(Problem to solve):
Within the material below, filter for lines that hold the word "conjunto".

═════ Exercise inputs

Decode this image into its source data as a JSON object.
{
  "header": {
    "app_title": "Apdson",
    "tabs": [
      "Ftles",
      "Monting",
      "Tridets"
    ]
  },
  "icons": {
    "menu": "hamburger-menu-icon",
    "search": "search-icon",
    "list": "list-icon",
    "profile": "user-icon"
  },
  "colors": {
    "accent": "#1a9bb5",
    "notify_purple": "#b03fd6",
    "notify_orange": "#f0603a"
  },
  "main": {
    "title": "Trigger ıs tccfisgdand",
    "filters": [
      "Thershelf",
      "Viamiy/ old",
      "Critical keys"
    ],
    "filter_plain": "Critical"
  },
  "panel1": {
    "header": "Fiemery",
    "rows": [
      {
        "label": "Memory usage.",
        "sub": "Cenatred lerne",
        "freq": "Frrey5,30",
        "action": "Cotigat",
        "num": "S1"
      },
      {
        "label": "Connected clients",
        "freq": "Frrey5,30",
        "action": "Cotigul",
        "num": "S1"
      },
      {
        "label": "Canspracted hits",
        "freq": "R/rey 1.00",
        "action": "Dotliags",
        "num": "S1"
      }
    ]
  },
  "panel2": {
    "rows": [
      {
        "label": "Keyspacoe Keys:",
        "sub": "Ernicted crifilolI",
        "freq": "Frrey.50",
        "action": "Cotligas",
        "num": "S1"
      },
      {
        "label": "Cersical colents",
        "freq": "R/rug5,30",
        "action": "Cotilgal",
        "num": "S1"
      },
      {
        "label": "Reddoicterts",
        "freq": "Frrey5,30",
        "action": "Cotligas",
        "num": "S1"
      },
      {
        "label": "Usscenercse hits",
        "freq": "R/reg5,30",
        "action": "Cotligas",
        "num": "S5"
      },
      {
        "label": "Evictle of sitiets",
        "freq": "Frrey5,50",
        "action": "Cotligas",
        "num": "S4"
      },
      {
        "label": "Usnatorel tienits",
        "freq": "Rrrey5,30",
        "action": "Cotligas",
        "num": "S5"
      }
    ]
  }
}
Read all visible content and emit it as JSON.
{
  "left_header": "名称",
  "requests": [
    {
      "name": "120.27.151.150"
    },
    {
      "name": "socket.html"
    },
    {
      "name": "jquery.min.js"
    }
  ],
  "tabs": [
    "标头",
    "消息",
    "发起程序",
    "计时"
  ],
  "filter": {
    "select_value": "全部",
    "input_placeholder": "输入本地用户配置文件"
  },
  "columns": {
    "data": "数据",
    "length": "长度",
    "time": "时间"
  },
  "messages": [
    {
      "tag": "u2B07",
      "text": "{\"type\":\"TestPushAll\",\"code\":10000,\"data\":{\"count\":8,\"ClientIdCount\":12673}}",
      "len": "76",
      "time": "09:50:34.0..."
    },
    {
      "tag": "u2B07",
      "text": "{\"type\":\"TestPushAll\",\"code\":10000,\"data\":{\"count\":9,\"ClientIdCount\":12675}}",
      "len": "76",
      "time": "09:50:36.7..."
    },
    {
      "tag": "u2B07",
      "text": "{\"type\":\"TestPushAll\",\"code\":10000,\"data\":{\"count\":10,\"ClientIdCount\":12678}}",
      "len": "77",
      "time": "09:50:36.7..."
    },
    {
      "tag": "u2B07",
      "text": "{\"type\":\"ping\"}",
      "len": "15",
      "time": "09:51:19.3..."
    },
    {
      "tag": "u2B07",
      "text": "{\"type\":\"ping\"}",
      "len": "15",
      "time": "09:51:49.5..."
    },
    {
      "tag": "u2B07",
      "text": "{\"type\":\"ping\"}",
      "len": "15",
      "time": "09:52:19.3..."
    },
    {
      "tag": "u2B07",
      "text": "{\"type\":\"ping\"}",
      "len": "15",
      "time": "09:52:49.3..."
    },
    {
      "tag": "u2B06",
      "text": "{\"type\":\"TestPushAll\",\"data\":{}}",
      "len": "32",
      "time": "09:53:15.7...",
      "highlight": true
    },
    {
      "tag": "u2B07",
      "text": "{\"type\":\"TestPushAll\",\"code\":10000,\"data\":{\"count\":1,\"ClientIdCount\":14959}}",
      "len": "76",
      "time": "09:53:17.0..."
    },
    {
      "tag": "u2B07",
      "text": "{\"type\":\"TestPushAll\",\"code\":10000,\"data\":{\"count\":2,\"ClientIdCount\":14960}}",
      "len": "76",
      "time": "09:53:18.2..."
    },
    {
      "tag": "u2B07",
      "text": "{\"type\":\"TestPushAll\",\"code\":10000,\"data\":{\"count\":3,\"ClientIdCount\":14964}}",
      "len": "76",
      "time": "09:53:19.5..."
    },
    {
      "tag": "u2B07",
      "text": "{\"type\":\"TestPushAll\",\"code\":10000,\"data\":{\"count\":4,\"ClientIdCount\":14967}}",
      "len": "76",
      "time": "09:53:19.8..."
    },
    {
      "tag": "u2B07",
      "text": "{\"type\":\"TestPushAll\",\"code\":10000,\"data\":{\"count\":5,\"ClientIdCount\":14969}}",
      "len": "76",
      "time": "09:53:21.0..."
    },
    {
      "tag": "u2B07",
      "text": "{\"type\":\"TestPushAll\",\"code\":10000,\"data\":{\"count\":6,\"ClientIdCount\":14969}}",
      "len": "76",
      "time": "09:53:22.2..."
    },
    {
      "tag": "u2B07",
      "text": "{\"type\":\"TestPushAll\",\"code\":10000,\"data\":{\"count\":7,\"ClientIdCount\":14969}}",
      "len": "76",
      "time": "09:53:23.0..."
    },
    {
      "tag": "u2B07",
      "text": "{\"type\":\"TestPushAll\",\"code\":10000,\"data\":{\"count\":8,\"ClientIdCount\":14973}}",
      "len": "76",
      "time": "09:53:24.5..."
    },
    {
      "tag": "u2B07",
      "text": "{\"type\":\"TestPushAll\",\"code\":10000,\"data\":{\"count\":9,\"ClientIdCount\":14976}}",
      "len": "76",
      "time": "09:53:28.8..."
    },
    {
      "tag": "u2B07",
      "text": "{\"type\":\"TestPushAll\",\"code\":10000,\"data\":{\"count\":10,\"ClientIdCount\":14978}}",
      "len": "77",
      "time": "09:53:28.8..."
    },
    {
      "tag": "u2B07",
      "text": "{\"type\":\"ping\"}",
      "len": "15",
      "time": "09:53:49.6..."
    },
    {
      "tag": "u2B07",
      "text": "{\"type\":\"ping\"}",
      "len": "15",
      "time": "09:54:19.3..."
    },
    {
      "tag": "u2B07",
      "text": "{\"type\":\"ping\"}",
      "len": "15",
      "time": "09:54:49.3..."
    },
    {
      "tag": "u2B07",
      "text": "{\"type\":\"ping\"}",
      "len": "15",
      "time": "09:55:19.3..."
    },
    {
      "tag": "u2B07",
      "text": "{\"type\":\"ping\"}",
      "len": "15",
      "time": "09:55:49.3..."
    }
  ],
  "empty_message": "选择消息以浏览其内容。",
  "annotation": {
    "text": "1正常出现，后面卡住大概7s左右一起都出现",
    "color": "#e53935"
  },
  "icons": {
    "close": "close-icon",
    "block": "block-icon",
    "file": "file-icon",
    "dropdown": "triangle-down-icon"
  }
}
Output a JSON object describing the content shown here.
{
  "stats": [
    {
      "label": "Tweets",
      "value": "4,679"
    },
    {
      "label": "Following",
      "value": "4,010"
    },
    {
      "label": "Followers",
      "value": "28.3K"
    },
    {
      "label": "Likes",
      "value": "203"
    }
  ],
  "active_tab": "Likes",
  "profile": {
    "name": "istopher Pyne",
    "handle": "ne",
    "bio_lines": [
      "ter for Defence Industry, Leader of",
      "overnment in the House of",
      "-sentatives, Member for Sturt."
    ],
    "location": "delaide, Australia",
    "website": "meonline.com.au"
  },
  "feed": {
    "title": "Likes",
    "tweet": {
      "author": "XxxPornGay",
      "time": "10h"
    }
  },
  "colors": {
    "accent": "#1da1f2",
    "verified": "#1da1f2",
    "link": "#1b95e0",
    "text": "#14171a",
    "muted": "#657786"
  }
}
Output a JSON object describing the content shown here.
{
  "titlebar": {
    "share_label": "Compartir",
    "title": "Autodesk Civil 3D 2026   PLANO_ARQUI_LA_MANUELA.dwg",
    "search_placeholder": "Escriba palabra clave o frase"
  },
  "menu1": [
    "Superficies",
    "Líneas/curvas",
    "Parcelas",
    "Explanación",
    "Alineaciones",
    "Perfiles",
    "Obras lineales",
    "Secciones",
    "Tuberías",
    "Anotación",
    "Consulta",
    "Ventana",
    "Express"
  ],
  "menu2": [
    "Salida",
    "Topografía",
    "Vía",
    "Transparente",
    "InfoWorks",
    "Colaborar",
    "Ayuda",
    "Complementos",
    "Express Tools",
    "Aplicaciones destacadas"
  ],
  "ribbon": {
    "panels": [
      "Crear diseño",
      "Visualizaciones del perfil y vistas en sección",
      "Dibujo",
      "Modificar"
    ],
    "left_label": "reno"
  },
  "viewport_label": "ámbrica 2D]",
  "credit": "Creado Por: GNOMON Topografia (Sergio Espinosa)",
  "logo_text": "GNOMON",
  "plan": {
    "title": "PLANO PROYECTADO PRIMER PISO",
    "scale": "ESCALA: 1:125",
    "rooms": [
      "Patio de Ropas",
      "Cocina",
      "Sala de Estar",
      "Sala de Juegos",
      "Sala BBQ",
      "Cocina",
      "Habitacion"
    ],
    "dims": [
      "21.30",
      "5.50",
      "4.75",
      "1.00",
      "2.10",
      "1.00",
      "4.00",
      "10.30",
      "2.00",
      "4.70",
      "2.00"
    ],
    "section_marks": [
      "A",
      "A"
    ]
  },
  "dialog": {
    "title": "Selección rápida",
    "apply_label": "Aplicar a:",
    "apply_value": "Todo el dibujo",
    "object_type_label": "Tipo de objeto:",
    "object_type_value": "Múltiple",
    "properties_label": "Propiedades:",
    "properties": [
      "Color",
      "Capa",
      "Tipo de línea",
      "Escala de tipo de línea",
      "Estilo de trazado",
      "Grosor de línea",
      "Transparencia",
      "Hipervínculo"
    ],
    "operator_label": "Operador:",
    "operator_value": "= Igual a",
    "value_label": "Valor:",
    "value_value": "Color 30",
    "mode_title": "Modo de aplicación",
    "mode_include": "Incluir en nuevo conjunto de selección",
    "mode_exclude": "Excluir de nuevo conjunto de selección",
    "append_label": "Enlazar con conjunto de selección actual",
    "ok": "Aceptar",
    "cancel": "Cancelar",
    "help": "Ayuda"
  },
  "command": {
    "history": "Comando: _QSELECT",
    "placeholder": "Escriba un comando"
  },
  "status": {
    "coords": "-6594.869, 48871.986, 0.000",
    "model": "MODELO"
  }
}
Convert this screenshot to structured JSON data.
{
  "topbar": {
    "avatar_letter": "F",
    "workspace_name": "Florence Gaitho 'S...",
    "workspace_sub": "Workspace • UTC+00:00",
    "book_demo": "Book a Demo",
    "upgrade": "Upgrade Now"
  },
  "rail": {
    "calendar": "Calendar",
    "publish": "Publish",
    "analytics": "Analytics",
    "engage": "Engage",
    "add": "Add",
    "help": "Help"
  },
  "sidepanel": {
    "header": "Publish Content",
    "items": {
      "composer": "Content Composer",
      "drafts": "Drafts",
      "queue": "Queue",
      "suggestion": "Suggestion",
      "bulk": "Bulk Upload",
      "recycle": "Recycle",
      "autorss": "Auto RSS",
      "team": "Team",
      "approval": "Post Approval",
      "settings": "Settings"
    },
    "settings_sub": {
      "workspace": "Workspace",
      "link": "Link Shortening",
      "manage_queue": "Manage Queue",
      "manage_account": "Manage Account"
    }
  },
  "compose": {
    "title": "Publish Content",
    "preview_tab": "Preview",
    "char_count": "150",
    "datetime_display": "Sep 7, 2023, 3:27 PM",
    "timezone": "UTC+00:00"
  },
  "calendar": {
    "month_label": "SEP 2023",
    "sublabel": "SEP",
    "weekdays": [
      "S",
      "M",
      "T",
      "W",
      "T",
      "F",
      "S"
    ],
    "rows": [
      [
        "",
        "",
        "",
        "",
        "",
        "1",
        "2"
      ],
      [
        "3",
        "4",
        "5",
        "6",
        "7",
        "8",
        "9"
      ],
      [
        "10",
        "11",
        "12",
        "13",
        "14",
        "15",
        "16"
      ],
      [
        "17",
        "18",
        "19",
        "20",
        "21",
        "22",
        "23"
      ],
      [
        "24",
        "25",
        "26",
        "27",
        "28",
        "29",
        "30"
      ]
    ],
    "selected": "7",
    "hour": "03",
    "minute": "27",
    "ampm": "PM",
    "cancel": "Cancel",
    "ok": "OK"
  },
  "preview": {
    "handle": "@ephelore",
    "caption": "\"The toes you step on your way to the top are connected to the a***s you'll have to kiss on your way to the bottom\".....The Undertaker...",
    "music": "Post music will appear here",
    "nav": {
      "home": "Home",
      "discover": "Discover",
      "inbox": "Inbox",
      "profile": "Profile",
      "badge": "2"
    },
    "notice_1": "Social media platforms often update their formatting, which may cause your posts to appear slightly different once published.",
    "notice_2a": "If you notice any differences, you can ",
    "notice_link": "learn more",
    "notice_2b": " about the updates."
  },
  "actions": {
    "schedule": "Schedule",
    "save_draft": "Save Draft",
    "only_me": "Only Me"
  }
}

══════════

(Finished exercise):
    "mode_include": "Incluir en nuevo conjunto de selección",
    "mode_exclude": "Excluir de nuevo conjunto de selección",
    "append_label": "Enlazar con conjunto de selección actual",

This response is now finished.